Local public schools open late, balancing in-person and virtual learning

Conestoga High School on October 30, 2020 – Connor Pinsk ’23

All around the country, public schools are beginning to open up into a hybrid form of learning. Opening schools include schools in both Tredyffrin/Easttown and Montgomery County. 

     On October 12, Conestoga High School opened up, allowing students to arrive and learn at the school in-person. Currently, the school has two cohorts of students, these groups are based on the student’s last names. Depending on the day, one of these groups is allowed to learn in-person and the other group must learn from the safety of their homes. However, the school does not require students to be in-person at the school.

     “The Board of Directors followed the CDC guidelines when opening the school. They have added a plexiglass barrier for the teacher and the desks have been rearranged to accommodate for social distancing,” Conestoga sophomore Ethan Liu, a virtual student, said.

     The TE school district appears to be following the guidelines that the CDC listed on their website. Students are required to social distance, wear masks at all times (except to eat lunches), and sanitize their hands regularly. Students eat lunch in designated areas, which are classrooms that are monitored by a faculty member at all times. Additionally, students are required to fill out an online screening form before entering the building. 

     When asked about being a virtual student, Liu said, “I don’t want to get COVID-19. It is much safer to be at home.”

     Conestoga sophomore Evan Lu agrees.

     “I believe that schools should reopen. They have an obligation to the community to function as centers for learning and help. However, I am not returning to school in-person because there is not a strong need for me to go back. It is far safer for me to stay at home,” Lu said. 

     Although the reopening of schools in the TE district has been successful, that does not mean there were not any hiccups along the way.

     “There are some issues with technology. It is also hard to interact with students in-person when you are virtual,” Lu said. 

     “There have been a lot of technological issues,” Liu agreed. “The teachers are being forced to work with technology that is relatively new to them.”

     These two students are hopeful that the school will continue to be open, but they have doubts about students following mask protocols and other such safety measures put in place by the school.

     “As school progresses and students become more comfortable in school, they might let their guard down and rules might be less strictly enforced,” Lu said. 

     Liu and Lu both also raised concerns about the efficiency of hybrid learning compared to all virtual or all in-person learning. 

     “I feel that there are miscommunications and other such issues in between online and offline students. Things such as presentations can be weird when the student does not have a direct presence in the classroom as the people online don’t have the same visuals as the people in school,” Liu said.

     Like The Haverford School, Conestoga also experienced a schedule change. In a normal school year, they would have eight periods in one day. Now they have four per day, alternating which periods they have every other day.  

     Conestoga has had one reported case of COVID-19 in the faculty and no cases reported within the student body. 

     Radnor High School has also opened, albeit sooner than Conestoga. Radnor opened on September 20 for freshmen and seniors for one week, then to the rest of the people in school. Students still have the option to remain virtual if they wish.

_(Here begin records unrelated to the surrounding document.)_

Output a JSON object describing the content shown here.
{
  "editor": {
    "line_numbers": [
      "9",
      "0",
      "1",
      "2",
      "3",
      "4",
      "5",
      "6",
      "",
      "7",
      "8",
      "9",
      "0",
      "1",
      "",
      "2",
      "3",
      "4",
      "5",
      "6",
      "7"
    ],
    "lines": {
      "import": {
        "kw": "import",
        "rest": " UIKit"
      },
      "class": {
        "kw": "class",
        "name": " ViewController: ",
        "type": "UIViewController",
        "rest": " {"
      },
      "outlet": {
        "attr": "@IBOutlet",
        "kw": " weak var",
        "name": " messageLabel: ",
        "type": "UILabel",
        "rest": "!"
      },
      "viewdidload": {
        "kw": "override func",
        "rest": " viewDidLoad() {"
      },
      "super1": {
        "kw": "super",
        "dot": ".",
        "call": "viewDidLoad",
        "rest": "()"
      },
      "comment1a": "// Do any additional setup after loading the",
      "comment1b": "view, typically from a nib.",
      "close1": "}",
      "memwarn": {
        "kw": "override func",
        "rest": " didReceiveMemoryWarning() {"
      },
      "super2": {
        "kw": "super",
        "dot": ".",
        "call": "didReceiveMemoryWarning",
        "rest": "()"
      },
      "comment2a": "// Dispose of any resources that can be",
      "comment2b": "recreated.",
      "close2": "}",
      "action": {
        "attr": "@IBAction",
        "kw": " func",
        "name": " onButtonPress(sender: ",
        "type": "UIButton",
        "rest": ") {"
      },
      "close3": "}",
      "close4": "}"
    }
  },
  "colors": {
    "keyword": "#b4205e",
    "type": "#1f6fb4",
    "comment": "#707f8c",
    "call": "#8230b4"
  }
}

“It is much easier for a teacher to interact with students in the physical classroom. It is a lot easier to converse with others when you are in-person.”

Radnor student Amanda Lee ’23

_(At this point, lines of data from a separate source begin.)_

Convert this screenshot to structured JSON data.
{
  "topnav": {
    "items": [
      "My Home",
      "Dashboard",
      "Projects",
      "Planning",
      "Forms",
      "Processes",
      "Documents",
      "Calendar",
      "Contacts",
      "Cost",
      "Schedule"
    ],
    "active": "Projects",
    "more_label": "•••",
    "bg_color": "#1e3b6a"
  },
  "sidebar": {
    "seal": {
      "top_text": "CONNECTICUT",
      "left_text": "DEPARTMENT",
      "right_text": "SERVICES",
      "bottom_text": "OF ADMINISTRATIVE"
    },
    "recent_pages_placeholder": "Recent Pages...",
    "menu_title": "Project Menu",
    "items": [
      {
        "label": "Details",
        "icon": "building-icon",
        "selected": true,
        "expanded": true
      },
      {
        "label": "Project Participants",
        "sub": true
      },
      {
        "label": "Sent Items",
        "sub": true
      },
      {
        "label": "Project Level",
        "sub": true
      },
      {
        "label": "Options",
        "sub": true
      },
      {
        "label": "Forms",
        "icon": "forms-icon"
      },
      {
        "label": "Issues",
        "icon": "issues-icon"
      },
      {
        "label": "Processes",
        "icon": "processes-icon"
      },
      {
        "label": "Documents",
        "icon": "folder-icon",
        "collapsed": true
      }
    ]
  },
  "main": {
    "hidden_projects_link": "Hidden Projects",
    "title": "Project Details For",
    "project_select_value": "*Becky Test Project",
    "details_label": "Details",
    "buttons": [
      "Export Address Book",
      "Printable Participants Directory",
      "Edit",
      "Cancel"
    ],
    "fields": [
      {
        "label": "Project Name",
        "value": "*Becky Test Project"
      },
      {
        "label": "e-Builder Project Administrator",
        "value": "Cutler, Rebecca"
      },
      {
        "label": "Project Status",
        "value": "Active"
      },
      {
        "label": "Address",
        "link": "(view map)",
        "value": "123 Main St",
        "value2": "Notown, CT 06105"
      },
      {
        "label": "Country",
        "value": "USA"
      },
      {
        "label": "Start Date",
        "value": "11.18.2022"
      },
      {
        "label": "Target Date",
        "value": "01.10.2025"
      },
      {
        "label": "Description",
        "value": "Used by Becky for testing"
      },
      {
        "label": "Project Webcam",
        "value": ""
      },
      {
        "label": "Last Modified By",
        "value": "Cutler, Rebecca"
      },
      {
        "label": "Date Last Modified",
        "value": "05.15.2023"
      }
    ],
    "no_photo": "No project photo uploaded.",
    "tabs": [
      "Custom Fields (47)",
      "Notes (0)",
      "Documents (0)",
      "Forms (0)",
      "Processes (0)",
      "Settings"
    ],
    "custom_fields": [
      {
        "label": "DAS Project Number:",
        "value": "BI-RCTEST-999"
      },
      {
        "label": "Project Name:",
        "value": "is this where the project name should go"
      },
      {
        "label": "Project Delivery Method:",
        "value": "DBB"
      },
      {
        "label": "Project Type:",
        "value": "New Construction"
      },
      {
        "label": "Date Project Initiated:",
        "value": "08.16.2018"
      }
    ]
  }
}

     The Radnor schedule is also similar to Conestoga’s schedule, with two cohorts evenly splitting in-person learning. This schedule is modified from their typical schedule, which, like Conestoga, has eight periods in one day. Each class is about 80 minutes.

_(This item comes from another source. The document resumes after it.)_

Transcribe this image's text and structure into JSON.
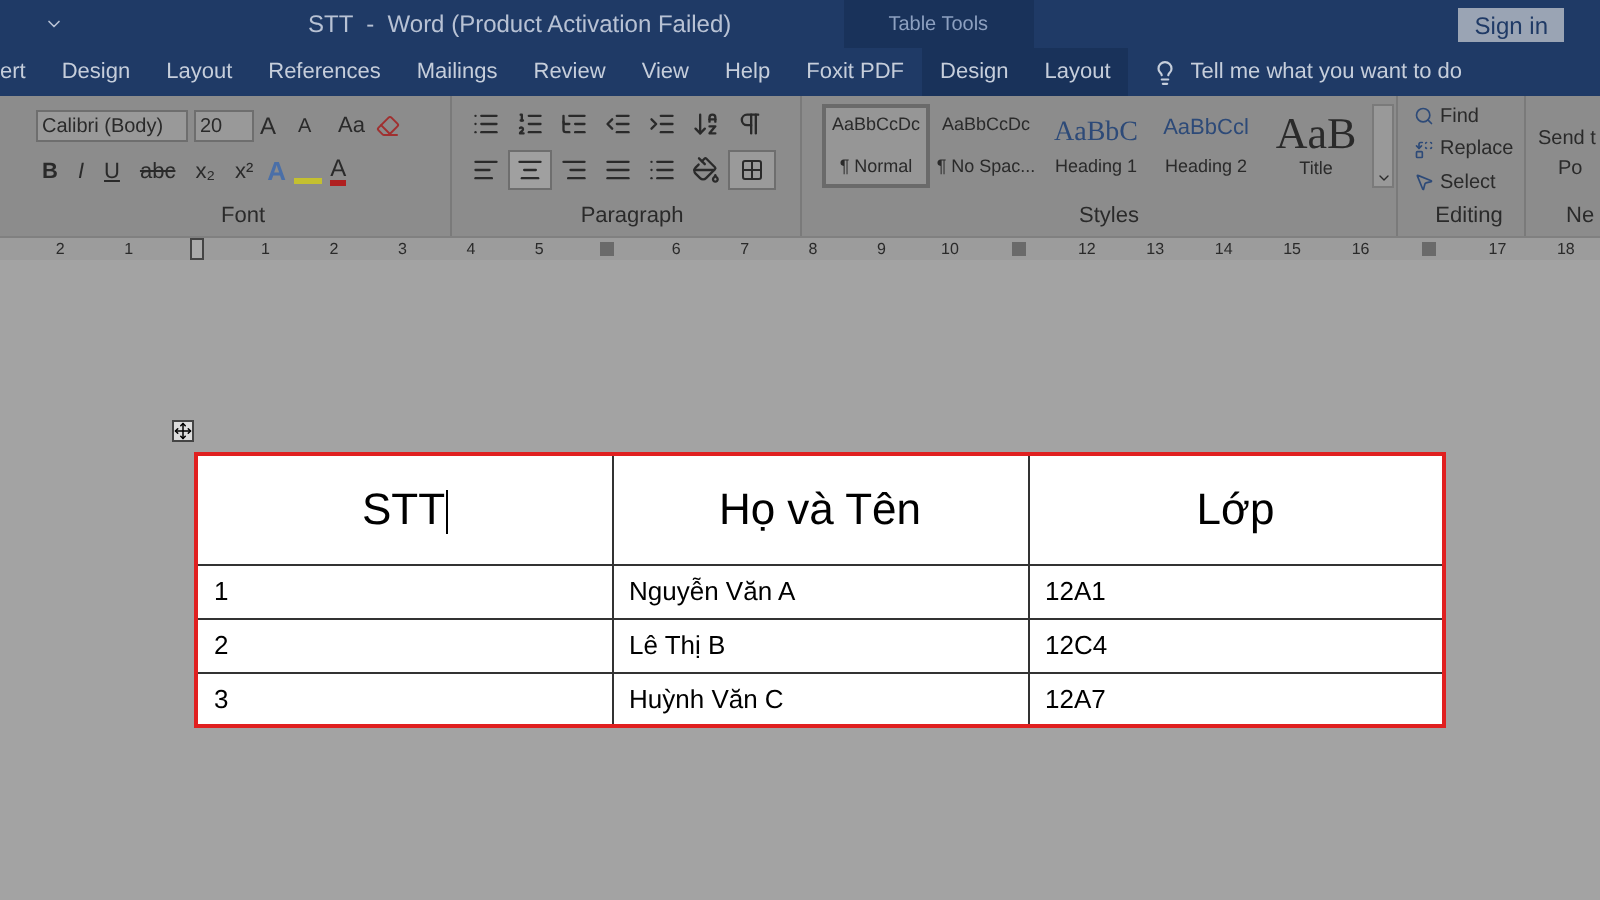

     “There have not been many reopening issues,” in-person Radnor sophomore Amanda Lee said. “The teachers have to adjust to the restrictions put in place by the school due to COVID-19. Almost all of the activities we do are online, and we need our devices at all times.”

     Radnor has hired additional faculty members to help police the students in cafeterias and in hallways. Mask wearing is a must at all times, as well as the regular use of hand sanitizer. 

     Like Conestoga, Radnor faces problems with virtual students interacting with students in-person. “It is much easier for a teacher to interact with students in the physical classroom,” Lee said. “It is a lot easier to converse with others when you are in-person.”